Shock: illustrations, hot off the drawing board!

The following are the two extant illustrations for Shock: They’re both from Who Art in Heaven, the game fiction written by Ben Lehman.
vacuumorph
A vacuumorph, laid out for dissection by company trainees.
Shuttle
The Revolution starts and blood is spilled.
In process is a drawing of the town in a nameless game played with Vincent and Carrie. The town is a company town, based around a space elevator on an alien planet. I’ll probably do another from Trash in the Hopper, played with Judd Karlman, Shawn DeArment, and Stephan Edelson. Most likely the scene where Judd’s character’s body is craving intimacy.

The place to find shocking things under the bed.

I’m finally getting this weblog running. It’s a weblog about design for the most part, and because many of my friends will care, it is sometimes about my life.
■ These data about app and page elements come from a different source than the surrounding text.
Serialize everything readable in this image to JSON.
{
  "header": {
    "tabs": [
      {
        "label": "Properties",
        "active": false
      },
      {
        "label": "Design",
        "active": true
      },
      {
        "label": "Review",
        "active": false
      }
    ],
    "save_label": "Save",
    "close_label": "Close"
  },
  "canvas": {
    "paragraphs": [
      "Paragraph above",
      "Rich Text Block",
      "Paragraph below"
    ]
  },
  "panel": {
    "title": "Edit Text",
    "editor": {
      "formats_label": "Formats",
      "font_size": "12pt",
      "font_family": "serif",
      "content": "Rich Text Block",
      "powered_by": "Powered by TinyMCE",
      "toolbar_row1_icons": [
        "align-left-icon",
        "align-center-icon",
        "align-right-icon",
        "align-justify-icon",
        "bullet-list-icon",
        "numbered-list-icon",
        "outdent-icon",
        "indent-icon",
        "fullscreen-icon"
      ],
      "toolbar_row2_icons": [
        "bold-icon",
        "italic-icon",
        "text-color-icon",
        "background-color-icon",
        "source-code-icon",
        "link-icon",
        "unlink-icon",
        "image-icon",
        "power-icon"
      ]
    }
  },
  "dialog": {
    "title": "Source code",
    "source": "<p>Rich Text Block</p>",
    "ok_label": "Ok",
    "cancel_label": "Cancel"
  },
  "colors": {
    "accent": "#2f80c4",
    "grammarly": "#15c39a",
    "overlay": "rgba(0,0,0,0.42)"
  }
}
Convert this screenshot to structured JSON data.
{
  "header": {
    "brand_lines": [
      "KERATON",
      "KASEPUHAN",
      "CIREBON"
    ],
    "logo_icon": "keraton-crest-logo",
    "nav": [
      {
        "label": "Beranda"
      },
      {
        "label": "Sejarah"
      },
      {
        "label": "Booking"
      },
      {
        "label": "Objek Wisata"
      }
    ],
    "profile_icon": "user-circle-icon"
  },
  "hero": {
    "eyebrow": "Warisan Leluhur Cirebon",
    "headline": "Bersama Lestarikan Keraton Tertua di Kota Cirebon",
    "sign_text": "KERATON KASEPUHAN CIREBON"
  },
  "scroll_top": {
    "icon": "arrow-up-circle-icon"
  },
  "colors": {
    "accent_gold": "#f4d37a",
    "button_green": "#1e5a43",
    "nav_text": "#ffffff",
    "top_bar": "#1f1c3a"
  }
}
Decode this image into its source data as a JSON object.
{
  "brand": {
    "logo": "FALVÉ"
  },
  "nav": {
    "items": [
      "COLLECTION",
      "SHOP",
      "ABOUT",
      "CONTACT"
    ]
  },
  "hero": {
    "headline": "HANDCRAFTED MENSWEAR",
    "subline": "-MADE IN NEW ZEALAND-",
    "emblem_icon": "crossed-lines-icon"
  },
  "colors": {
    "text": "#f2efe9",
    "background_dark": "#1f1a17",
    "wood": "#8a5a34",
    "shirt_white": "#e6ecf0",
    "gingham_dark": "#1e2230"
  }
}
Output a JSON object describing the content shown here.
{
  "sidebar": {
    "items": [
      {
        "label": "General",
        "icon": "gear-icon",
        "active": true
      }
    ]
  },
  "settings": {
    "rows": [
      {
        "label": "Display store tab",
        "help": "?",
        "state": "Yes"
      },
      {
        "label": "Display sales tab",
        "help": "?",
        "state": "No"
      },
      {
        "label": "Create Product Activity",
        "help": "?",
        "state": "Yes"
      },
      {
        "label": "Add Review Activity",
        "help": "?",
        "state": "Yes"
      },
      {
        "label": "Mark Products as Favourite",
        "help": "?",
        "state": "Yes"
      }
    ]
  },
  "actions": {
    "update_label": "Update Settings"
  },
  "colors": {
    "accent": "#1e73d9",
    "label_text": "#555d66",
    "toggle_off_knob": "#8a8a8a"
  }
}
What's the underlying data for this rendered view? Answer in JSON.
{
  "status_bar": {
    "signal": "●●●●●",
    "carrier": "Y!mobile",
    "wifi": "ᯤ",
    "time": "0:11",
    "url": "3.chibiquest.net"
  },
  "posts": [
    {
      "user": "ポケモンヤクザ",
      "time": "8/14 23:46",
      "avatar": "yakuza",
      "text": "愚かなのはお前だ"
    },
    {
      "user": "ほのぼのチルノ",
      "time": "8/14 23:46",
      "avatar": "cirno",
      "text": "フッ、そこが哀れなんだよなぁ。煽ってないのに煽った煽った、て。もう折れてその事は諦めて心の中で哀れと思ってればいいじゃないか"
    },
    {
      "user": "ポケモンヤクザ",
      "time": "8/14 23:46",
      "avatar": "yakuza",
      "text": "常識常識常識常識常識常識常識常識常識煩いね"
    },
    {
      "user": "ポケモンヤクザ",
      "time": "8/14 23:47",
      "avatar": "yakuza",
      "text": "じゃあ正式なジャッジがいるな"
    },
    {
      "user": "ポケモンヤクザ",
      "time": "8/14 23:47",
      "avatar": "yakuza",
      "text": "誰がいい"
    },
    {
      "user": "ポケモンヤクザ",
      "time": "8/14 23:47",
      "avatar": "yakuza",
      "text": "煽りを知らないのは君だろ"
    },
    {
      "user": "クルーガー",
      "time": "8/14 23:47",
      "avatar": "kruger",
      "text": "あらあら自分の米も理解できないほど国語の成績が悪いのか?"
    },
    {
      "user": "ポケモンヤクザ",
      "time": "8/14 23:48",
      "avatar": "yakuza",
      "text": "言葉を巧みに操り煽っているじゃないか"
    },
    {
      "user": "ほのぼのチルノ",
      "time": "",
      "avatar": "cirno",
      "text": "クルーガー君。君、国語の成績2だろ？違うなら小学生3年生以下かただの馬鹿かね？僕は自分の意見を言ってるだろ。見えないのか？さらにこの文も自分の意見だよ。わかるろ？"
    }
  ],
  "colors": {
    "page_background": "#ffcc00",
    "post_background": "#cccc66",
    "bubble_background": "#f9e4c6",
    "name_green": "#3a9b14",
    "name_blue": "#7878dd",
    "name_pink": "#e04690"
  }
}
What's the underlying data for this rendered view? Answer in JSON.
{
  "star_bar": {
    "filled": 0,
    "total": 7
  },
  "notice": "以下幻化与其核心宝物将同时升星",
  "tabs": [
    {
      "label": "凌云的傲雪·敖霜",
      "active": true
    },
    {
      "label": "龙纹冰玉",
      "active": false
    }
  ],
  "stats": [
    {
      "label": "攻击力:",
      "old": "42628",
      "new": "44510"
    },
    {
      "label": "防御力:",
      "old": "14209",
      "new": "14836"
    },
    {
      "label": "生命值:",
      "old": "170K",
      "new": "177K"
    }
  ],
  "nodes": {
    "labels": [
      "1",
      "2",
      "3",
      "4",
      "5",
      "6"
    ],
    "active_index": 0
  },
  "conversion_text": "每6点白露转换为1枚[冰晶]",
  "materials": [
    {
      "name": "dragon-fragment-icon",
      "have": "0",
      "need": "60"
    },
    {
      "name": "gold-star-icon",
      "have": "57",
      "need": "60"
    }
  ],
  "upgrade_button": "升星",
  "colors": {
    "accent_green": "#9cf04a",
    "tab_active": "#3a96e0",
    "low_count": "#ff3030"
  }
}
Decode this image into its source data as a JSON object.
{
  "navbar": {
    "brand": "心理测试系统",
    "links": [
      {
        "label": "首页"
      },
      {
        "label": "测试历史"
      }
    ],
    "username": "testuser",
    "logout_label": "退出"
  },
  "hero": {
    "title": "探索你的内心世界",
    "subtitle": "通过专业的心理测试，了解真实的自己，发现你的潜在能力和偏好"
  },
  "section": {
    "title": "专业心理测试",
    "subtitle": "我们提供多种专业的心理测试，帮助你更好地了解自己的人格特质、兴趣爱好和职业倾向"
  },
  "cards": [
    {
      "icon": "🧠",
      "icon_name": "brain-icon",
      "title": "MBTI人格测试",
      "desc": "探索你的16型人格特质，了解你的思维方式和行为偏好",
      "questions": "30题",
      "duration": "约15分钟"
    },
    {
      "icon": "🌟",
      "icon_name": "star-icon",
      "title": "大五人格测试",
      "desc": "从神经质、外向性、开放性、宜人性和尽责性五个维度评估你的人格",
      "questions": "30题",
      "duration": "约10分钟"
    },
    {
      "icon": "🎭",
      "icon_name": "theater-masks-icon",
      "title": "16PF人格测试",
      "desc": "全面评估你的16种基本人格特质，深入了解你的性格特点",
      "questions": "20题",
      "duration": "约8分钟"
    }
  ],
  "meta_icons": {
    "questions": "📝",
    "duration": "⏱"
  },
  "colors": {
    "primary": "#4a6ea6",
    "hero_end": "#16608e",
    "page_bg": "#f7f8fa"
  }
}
The design I’m talking about is largely game design, but also graphic design and sometimes probably even industrial design. Everything you see that someone made? Someone designed that. Every brick, every book cover, car handle. Every word was placed by someone in that book, every rule was considered. That’s what I want to talk about.
Please feel free to comment. If you’ve never commented here before, I’ll have to OK you to make sure you’re not spam.